Creative Caversham – The Power of the Pen – Larisa Brown


LIKE LOTS OF children, Larisa Brown loved writing little stories, and thought it would be amazing to become an author one day. However, she was realistic enough to realise this might be something of a pipe dream.

But in fact, Caversham resident Larisa has achieved her ambition, with her gripping account of one family’s escape from Afghanistan following the end of the NATO engagement in August 2021. The Gardener of Lashkar Gar, (reviewed right) published by Bloomsbury in August with a book launch at Fourbears Bookshop in Caversham, was the product of Larisa’s campaigning work while she was Defence Correspondent at the Daily Mail, and currently, as Defence Editor of The Times.

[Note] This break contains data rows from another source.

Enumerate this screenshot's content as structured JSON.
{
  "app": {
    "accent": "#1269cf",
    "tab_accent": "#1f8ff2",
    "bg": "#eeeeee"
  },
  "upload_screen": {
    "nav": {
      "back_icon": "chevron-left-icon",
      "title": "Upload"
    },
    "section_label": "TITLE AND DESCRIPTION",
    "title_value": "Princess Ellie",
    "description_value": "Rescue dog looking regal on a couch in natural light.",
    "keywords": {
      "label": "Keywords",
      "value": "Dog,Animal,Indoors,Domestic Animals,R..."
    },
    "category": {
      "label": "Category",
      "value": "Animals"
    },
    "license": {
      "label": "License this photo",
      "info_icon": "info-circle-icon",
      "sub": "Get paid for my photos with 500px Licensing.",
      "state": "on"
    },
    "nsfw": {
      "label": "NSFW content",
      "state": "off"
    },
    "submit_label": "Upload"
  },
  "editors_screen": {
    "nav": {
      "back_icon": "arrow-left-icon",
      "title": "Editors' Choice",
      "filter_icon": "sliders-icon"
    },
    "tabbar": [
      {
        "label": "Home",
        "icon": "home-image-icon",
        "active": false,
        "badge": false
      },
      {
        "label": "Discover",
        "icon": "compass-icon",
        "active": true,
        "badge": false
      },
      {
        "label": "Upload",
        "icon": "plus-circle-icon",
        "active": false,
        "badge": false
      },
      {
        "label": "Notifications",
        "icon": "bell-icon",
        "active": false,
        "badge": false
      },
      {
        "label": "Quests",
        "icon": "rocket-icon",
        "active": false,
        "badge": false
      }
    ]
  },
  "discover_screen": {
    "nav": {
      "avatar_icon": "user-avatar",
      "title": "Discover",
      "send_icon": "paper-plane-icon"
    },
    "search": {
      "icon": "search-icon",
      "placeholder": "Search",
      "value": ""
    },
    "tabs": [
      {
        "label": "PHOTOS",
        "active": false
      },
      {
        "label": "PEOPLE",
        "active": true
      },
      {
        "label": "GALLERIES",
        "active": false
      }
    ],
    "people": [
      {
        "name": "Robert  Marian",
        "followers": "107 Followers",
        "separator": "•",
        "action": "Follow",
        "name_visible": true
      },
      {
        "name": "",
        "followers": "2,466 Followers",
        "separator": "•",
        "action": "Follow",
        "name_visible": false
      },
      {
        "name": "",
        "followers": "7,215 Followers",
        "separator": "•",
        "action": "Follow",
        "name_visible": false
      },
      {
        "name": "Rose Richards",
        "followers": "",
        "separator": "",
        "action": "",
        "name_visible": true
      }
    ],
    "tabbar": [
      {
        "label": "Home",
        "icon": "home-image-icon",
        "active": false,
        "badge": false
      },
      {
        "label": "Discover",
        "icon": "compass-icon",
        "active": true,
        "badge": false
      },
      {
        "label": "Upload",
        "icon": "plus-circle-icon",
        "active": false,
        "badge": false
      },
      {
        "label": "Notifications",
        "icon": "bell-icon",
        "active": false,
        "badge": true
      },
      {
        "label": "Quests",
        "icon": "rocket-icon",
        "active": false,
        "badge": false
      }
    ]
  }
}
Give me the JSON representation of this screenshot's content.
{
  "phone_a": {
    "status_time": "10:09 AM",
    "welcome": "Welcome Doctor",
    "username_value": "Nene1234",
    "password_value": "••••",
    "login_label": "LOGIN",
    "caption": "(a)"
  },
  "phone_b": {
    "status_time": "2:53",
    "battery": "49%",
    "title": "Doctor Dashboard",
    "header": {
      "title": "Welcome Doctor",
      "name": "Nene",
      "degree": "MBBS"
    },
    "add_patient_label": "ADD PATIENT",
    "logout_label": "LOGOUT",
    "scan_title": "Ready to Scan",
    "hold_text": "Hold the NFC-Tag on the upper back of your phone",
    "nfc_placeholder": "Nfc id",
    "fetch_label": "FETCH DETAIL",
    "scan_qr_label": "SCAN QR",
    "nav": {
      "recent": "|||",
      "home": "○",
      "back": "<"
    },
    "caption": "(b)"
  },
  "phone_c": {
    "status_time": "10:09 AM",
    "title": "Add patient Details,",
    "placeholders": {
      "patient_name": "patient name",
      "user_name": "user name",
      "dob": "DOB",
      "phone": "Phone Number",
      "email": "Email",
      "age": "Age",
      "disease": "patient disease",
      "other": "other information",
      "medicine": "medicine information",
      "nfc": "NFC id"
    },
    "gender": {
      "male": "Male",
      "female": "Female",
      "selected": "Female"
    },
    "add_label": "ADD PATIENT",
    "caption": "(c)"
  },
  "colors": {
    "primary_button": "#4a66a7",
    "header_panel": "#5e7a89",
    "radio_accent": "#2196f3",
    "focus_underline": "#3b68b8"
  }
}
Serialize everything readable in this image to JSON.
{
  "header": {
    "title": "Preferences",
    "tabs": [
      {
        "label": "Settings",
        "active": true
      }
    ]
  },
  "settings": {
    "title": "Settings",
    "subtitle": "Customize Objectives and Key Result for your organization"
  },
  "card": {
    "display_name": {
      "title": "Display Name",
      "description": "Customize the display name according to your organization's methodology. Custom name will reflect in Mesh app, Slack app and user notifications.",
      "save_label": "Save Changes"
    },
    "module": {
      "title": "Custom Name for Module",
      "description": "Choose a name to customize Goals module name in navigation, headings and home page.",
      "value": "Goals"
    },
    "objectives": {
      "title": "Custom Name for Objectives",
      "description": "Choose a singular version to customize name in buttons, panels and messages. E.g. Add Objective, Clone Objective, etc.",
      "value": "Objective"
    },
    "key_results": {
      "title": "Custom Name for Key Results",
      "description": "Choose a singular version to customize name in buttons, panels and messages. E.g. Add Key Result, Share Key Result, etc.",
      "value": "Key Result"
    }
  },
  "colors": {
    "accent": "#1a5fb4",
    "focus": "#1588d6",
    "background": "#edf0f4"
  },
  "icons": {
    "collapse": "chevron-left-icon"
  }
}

I never had any particular idea about what I wanted to do, however I was always very interested in history and in war. Having grown up in Preston, I went to study History and Politics at Newcastle University. While there I got involved with the student newspaper, which inspired me to get involved in journalism. Someone told me about an internship in Kenya, so I went out there and worked on KenyaKidz. After that, I joined the Daily Mail graduate scheme, which gave me lots of experience, and I moved around doing various jobs, staying with them for ten years.
“In 2014 they offered me the Defence Correspondent job – I became the first female to take this on. I had always admired journalists such as Kate Adie and John Simpson, so I jumped at the chance. And in October 2014, a few weeks after starting the job, I found myself going out to Helmand in Afghanistan, joining British troops in the ‘packing-up op’ and being with them on the last flight out of Helmand.

“It was incredible to be there at this moment, it was very emotional. It really didn’t feel as though it was ‘mission accomplished’, although they were calling it the end. At the time, I had no idea about the situation regarding the Afghan interpreters who would be vulnerable to extreme reprisals once the troops left. A year later, my journalist colleague David Williams heard about an interpreter called Popal who had been executed by the Taliban, and we wrote a news story about this in the paper. The Daily Mail’s editor Paul Dacre was appalled and decided to launch a campaign to highlight their plight,” Larisa explained.

Larisa and David began to publicise the cases they unearthed; however they were frustrated at the lack of any interest in the government – and without a change in policy, Afghan nationals who had worked for British troops would be trapped. But finally the power of the press campaign produced results. “Eventually, Gavin Williamson, then Ben Wallace began to change government policies in recognition of the Afghans’ plight,” Larisa said. “As a former member of the Scots Guards, Ben Wallace understood – in talking to soldiers, they would all tell me how important the Afghan interpreters were.”

The Daily Mail campaign was known as Betrayal of the Brave, and Larisa and David’s work won Campaign of the Year at the British Journalism Awards in 2018. However, government policy in allowing interpreters to enter the UK only very slowly relaxed, so the two journalists continued to highlight the situation, which was becoming increasingly grim not only for the interpreters but also for their families, under increasing threat as the Taliban returned. Although President Biden gave notice that the US would withdraw from Afghanistan in August 2021, no prior plans were made by the UK government to evacuate vulnerable Afghans, resulting in the chaotic and traumatic events at Kabul airport which forms the climax of Larisa’s book. At present Larisa is on maternity leave from the Times (first time mother to twin boys!) but she is still in touch with the situation and filing stories.

“For example, there is the case of Sajid, who was able to enter the UK with his wife. His son, now three, stayed behind in Afghanistan with grandparents. Sajid recently applied for his child to join them – but the Home Office decided that Sajid didn’t earn enough as a taxi driver to care for the child, so I filed a story in the Times about his case,” Larisa revealed. Being able to influence political decisions which have a profound impact on people’s lives has become a driving force for Larisa, who believes strongly that well-researched, accountable journalism has an important place in shaping public opinion and ultimately governance.

“After his story appeared in The Times, Sajid wrote to me, ‘The Home Office have now overturned their decision. We thank you from the bottom of our hearts.’ I still get lots of people contacting me, and some have come to my house to meet my twins. One man said I had helped him because I had sent him a map which helped him reach the right gate at the airport – he called me ‘My distinguished life saver!’

“As a journalist,” she concluded, “I believe you have a moral duty to help those you can.”